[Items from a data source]
◆ ◆ ◆ ◆ ◆
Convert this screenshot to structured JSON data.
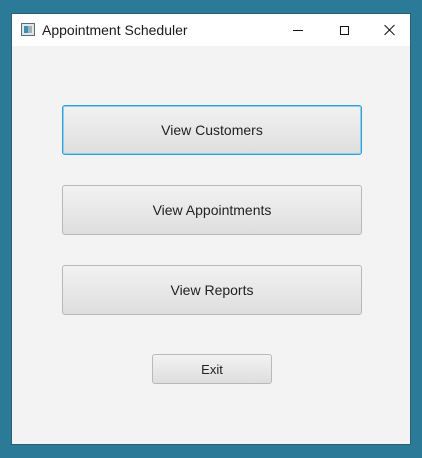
{
  "window": {
    "title": "Appointment Scheduler",
    "controls": {
      "minimize": "minimize",
      "maximize": "maximize",
      "close": "close"
    }
  },
  "main": {
    "buttons": {
      "customers": "View Customers",
      "appointments": "View Appointments",
      "reports": "View Reports",
      "exit": "Exit"
    }
  },
  "colors": {
    "desktop": "#2b7a98",
    "window_bg": "#f3f3f3",
    "focus_ring": "#2f9fd6"
  }
}
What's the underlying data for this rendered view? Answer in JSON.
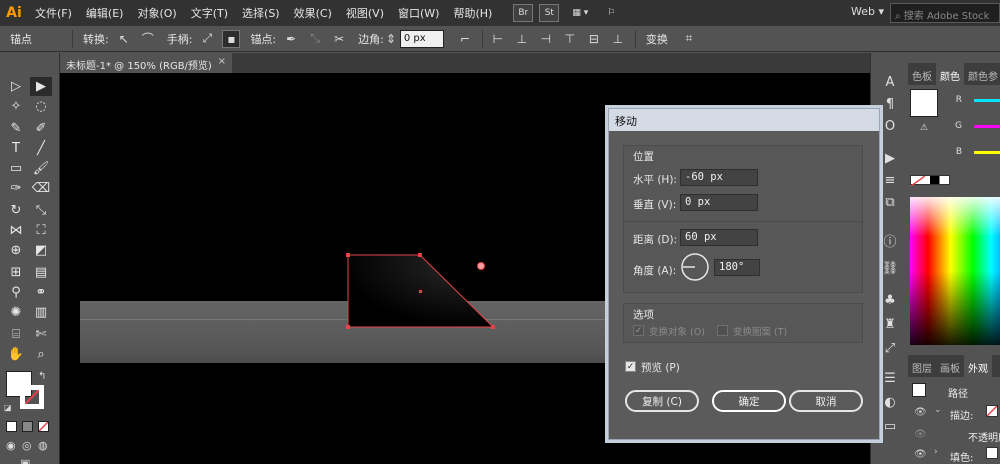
{
  "app": {
    "logo": "Ai"
  },
  "menu": [
    "文件(F)",
    "编辑(E)",
    "对象(O)",
    "文字(T)",
    "选择(S)",
    "效果(C)",
    "视图(V)",
    "窗口(W)",
    "帮助(H)"
  ],
  "menubar_icons": {
    "bridge": "Br",
    "stock": "St",
    "arrange": "▦ ▾",
    "gpu": "⚐"
  },
  "workspace": "Web",
  "search": {
    "placeholder": "搜索 Adobe Stock"
  },
  "control_bar": {
    "anchor_label": "锚点",
    "convert_label": "转换:",
    "handle_label": "手柄:",
    "anchor_points_label": "锚点:",
    "corner_label": "边角:",
    "corner_value": "0 px",
    "transform_label": "变换"
  },
  "document_tab": {
    "title": "未标题-1* @ 150% (RGB/预览)",
    "close": "×"
  },
  "right_panel": {
    "tabs_top": [
      "色板",
      "颜色",
      "颜色参"
    ],
    "active_top": "颜色",
    "sliders": [
      {
        "label": "R",
        "color": "#00e5ff"
      },
      {
        "label": "G",
        "color": "#ff00ff"
      },
      {
        "label": "B",
        "color": "#ffff00"
      }
    ],
    "tabs_bottom": [
      "图层",
      "画板",
      "外观"
    ],
    "active_bottom": "外观",
    "appearance": {
      "path_label": "路径",
      "stroke_label": "描边:",
      "opacity_label": "不透明度",
      "fill_label": "填色:"
    }
  },
  "dialog": {
    "title": "移动",
    "position_group": "位置",
    "horizontal_label": "水平 (H):",
    "horizontal_value": "-60 px",
    "vertical_label": "垂直 (V):",
    "vertical_value": "0 px",
    "distance_label": "距离 (D):",
    "distance_value": "60 px",
    "angle_label": "角度 (A):",
    "angle_value": "180°",
    "options_group": "选项",
    "transform_objects": "变换对象 (O)",
    "transform_patterns": "变换图案 (T)",
    "preview": "预览 (P)",
    "copy_button": "复制 (C)",
    "ok_button": "确定",
    "cancel_button": "取消"
  },
  "colors": {
    "selection": "#e8434a",
    "menubar": "#323232",
    "panel": "#535353",
    "dialog_title": "#d5dbe5"
  }
}
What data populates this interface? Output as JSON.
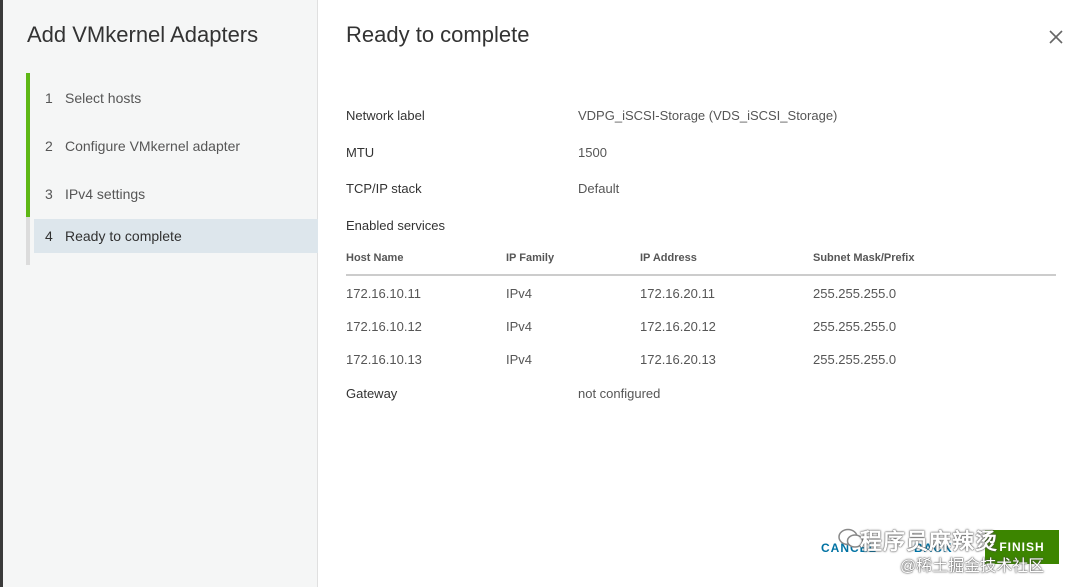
{
  "wizard": {
    "title": "Add VMkernel Adapters",
    "steps": [
      {
        "num": "1",
        "label": "Select hosts"
      },
      {
        "num": "2",
        "label": "Configure VMkernel adapter"
      },
      {
        "num": "3",
        "label": "IPv4 settings"
      },
      {
        "num": "4",
        "label": "Ready to complete"
      }
    ]
  },
  "page": {
    "title": "Ready to complete",
    "close_icon": "close-icon"
  },
  "summary": {
    "network_label_label": "Network label",
    "network_label_value": "VDPG_iSCSI-Storage (VDS_iSCSI_Storage)",
    "mtu_label": "MTU",
    "mtu_value": "1500",
    "tcpip_label": "TCP/IP stack",
    "tcpip_value": "Default",
    "enabled_services_label": "Enabled services",
    "gateway_label": "Gateway",
    "gateway_value": "not configured"
  },
  "hosts_table": {
    "headers": [
      "Host Name",
      "IP Family",
      "IP Address",
      "Subnet Mask/Prefix"
    ],
    "rows": [
      [
        "172.16.10.11",
        "IPv4",
        "172.16.20.11",
        "255.255.255.0"
      ],
      [
        "172.16.10.12",
        "IPv4",
        "172.16.20.12",
        "255.255.255.0"
      ],
      [
        "172.16.10.13",
        "IPv4",
        "172.16.20.13",
        "255.255.255.0"
      ]
    ]
  },
  "footer": {
    "cancel_label": "CANCEL",
    "back_label": "BACK",
    "finish_label": "FINISH"
  },
  "watermark": {
    "line1": "程序员麻辣烫",
    "line2": "@稀土掘金技术社区"
  },
  "colors": {
    "completed_step": "#5eb715",
    "active_step_bg": "#dde6ec",
    "link": "#0072a3",
    "finish_button": "#3c8500"
  }
}
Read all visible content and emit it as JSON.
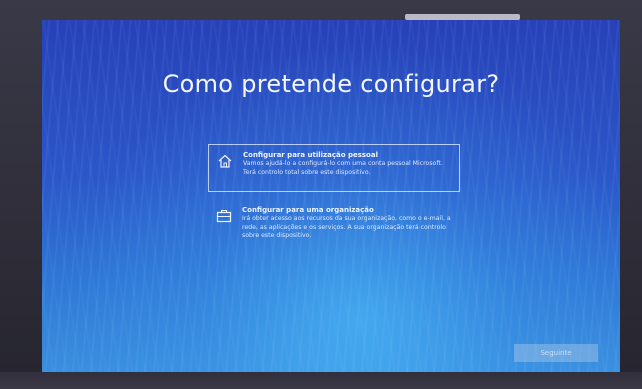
{
  "screen": {
    "title": "Como pretende configurar?",
    "options": [
      {
        "title": "Configurar para utilização pessoal",
        "description": "Vamos ajudá-lo a configurá-lo com uma conta pessoal Microsoft. Terá controlo total sobre este dispositivo.",
        "icon": "home-icon",
        "selected": true
      },
      {
        "title": "Configurar para uma organização",
        "description": "Irá obter acesso aos recursos da sua organização, como o e-mail, a rede, as aplicações e os serviços. A sua organização terá controlo sobre este dispositivo.",
        "icon": "briefcase-icon",
        "selected": false
      }
    ],
    "next_label": "Seguinte"
  },
  "colors": {
    "background_top": "#2741b8",
    "background_bottom": "#3a8fdf",
    "text": "#f2f6ff"
  }
}
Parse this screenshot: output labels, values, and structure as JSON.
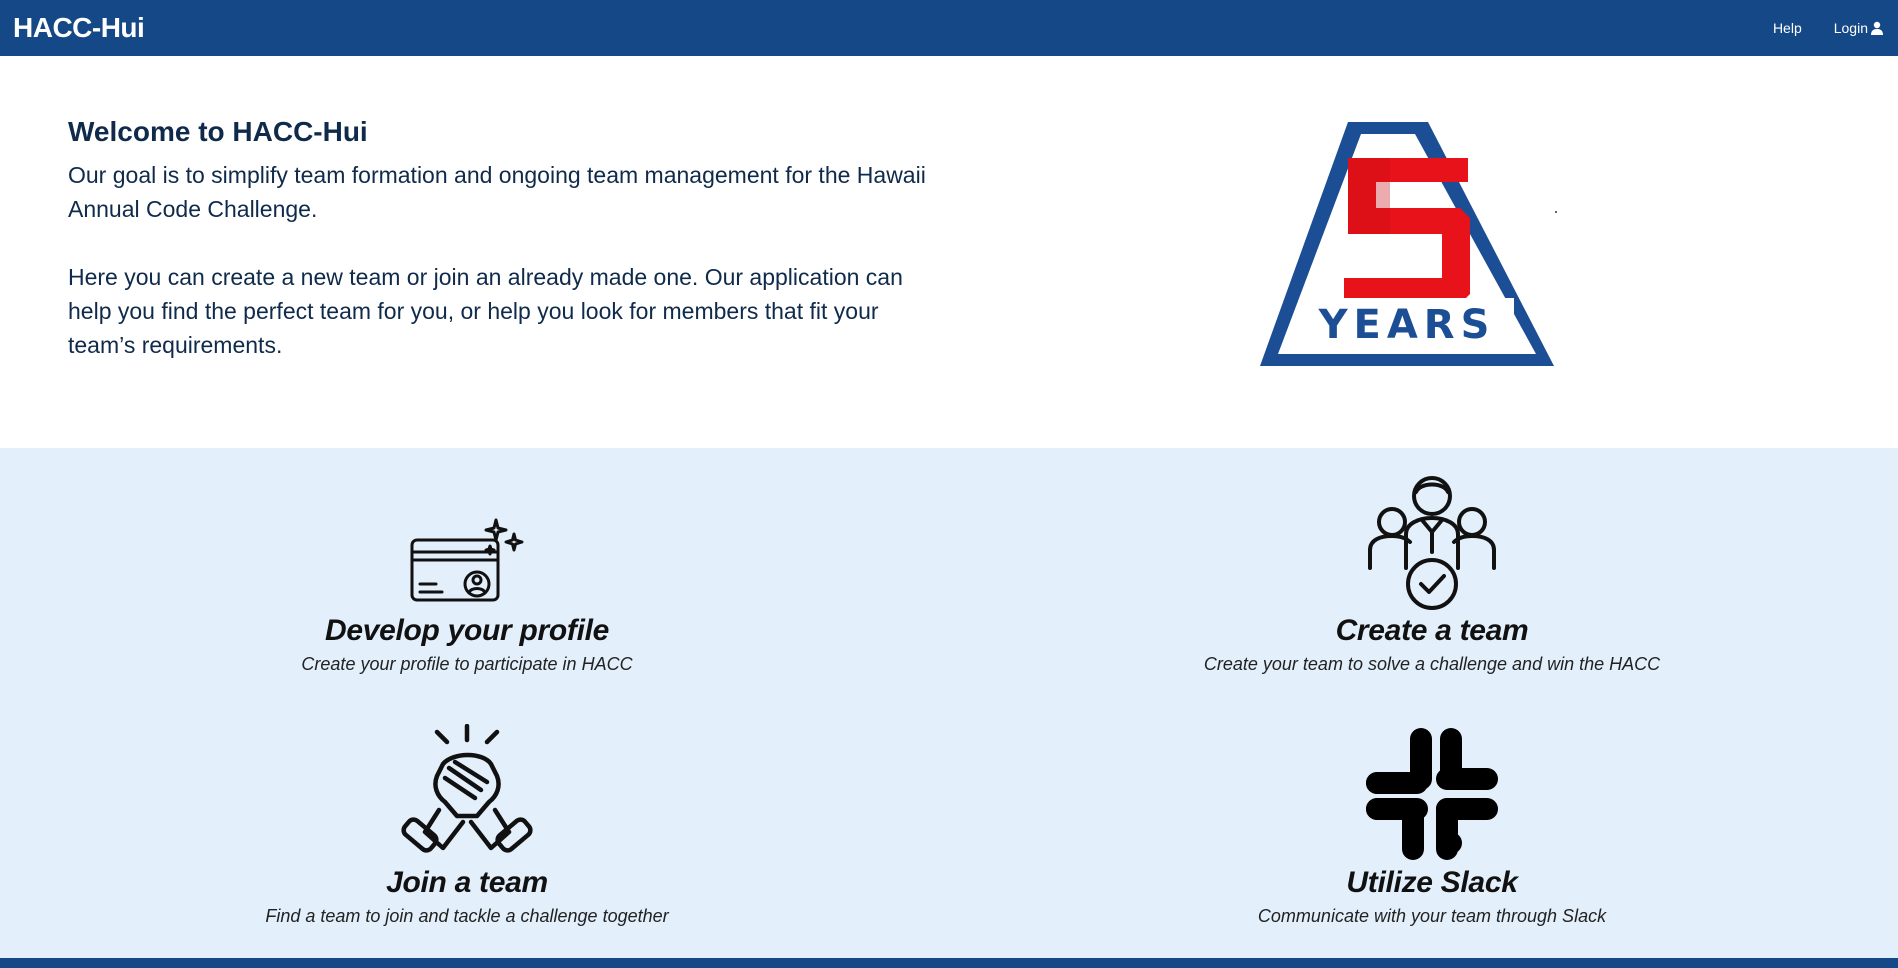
{
  "navbar": {
    "brand": "HACC-Hui",
    "help_label": "Help",
    "login_label": "Login",
    "login_icon": "user-icon",
    "bg_color": "#154886"
  },
  "hero": {
    "title": "Welcome to HACC-Hui",
    "paragraph1": "Our goal is to simplify team formation and ongoing team management for the Hawaii Annual Code Challenge.",
    "paragraph2": "Here you can create a new team or join an already made one. Our application can help you find the perfect team for you, or help you look for members that fit your team’s requirements.",
    "logo": {
      "digit": "5",
      "text": "YEARS",
      "digit_color": "#e8121a",
      "frame_color": "#1c4e96"
    }
  },
  "features": {
    "bg_color": "#e3effb",
    "items": [
      {
        "icon": "profile-card-icon",
        "title": "Develop your profile",
        "description": "Create your profile to participate in HACC"
      },
      {
        "icon": "team-leader-icon",
        "title": "Create a team",
        "description": "Create your team to solve a challenge and win the HACC"
      },
      {
        "icon": "handshake-icon",
        "title": "Join a team",
        "description": "Find a team to join and tackle a challenge together"
      },
      {
        "icon": "slack-icon",
        "title": "Utilize Slack",
        "description": "Communicate with your team through Slack"
      }
    ]
  }
}
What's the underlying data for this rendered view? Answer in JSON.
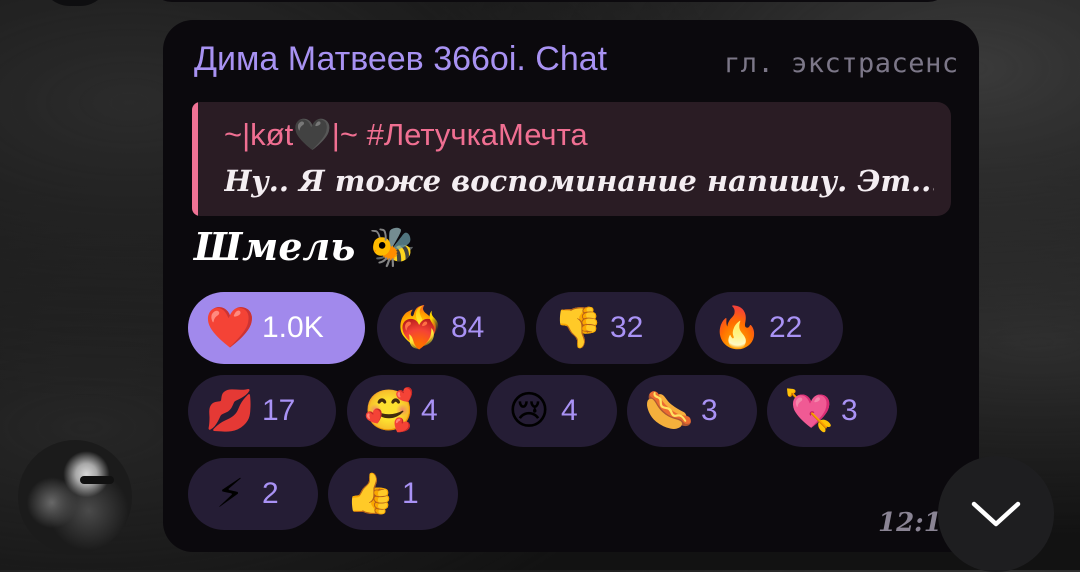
{
  "message": {
    "sender_name": "Дима Матвеев 366oi. Chat",
    "sender_rank": "гл. экстрасенс",
    "reply": {
      "author": "~|køt🖤|~ #ЛетучкаМечта",
      "text": "Ну.. Я тоже воспоминание напишу.    Эт..."
    },
    "text": "Шмель",
    "text_emoji": "🐝",
    "time": "12:1"
  },
  "reactions": [
    {
      "emoji": "❤️",
      "count": "1.0K",
      "selected": true
    },
    {
      "emoji": "❤️‍🔥",
      "count": "84",
      "selected": false
    },
    {
      "emoji": "👎",
      "count": "32",
      "selected": false
    },
    {
      "emoji": "🔥",
      "count": "22",
      "selected": false
    },
    {
      "emoji": "💋",
      "count": "17",
      "selected": false
    },
    {
      "emoji": "🥰",
      "count": "4",
      "selected": false
    },
    {
      "emoji": "😢",
      "count": "4",
      "selected": false
    },
    {
      "emoji": "🌭",
      "count": "3",
      "selected": false
    },
    {
      "emoji": "💘",
      "count": "3",
      "selected": false
    },
    {
      "emoji": "⚡",
      "count": "2",
      "selected": false
    },
    {
      "emoji": "👍",
      "count": "1",
      "selected": false
    }
  ],
  "icons": {
    "scroll_down": "chevron-down-icon",
    "avatar": "user-avatar"
  },
  "colors": {
    "sender": "#a892f2",
    "reply_accent": "#f07395",
    "selected_reaction": "#a189ec",
    "reaction_bg": "#251d35"
  }
}
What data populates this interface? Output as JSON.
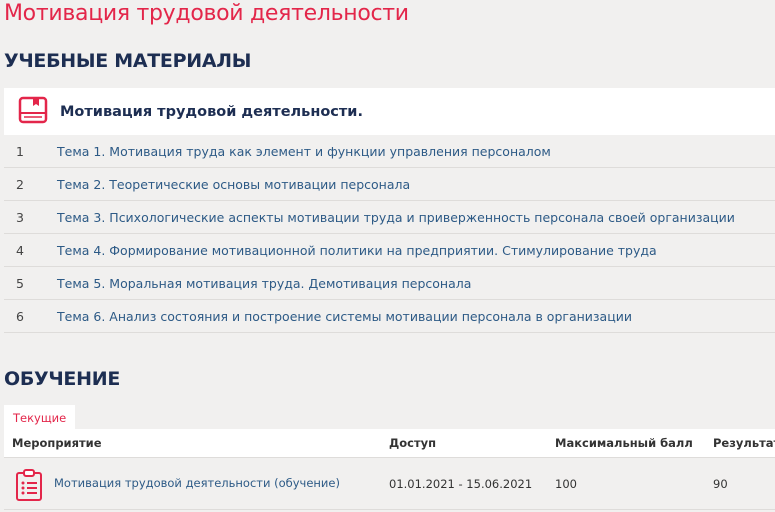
{
  "page_title": "Мотивация трудовой деятельности",
  "materials": {
    "heading": "УЧЕБНЫЕ МАТЕРИАЛЫ",
    "course_title": "Мотивация трудовой деятельности.",
    "icon": "book-icon",
    "topics": [
      {
        "n": "1",
        "label": "Тема 1. Мотивация труда как элемент и функции управления персоналом"
      },
      {
        "n": "2",
        "label": "Тема 2. Теоретические основы мотивации персонала"
      },
      {
        "n": "3",
        "label": "Тема 3. Психологические аспекты мотивации труда и приверженность персонала своей организации"
      },
      {
        "n": "4",
        "label": "Тема 4. Формирование мотивационной политики на предприятии. Стимулирование труда"
      },
      {
        "n": "5",
        "label": "Тема 5. Моральная мотивация труда. Демотивация персонала"
      },
      {
        "n": "6",
        "label": "Тема 6. Анализ состояния и построение системы мотивации персонала в организации"
      }
    ]
  },
  "training": {
    "heading": "ОБУЧЕНИЕ",
    "tab": "Текущие",
    "columns": [
      "Мероприятие",
      "Доступ",
      "Максимальный балл",
      "Результат"
    ],
    "rows": [
      {
        "event": "Мотивация трудовой деятельности (обучение)",
        "access": "01.01.2021 - 15.06.2021",
        "max": "100",
        "result": "90",
        "icon": "clipboard-list-icon"
      }
    ]
  },
  "colors": {
    "accent": "#e3264a",
    "heading": "#1d2e52",
    "link": "#2d5a86"
  }
}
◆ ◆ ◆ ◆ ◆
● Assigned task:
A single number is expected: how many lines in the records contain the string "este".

● Response to this exercise:
2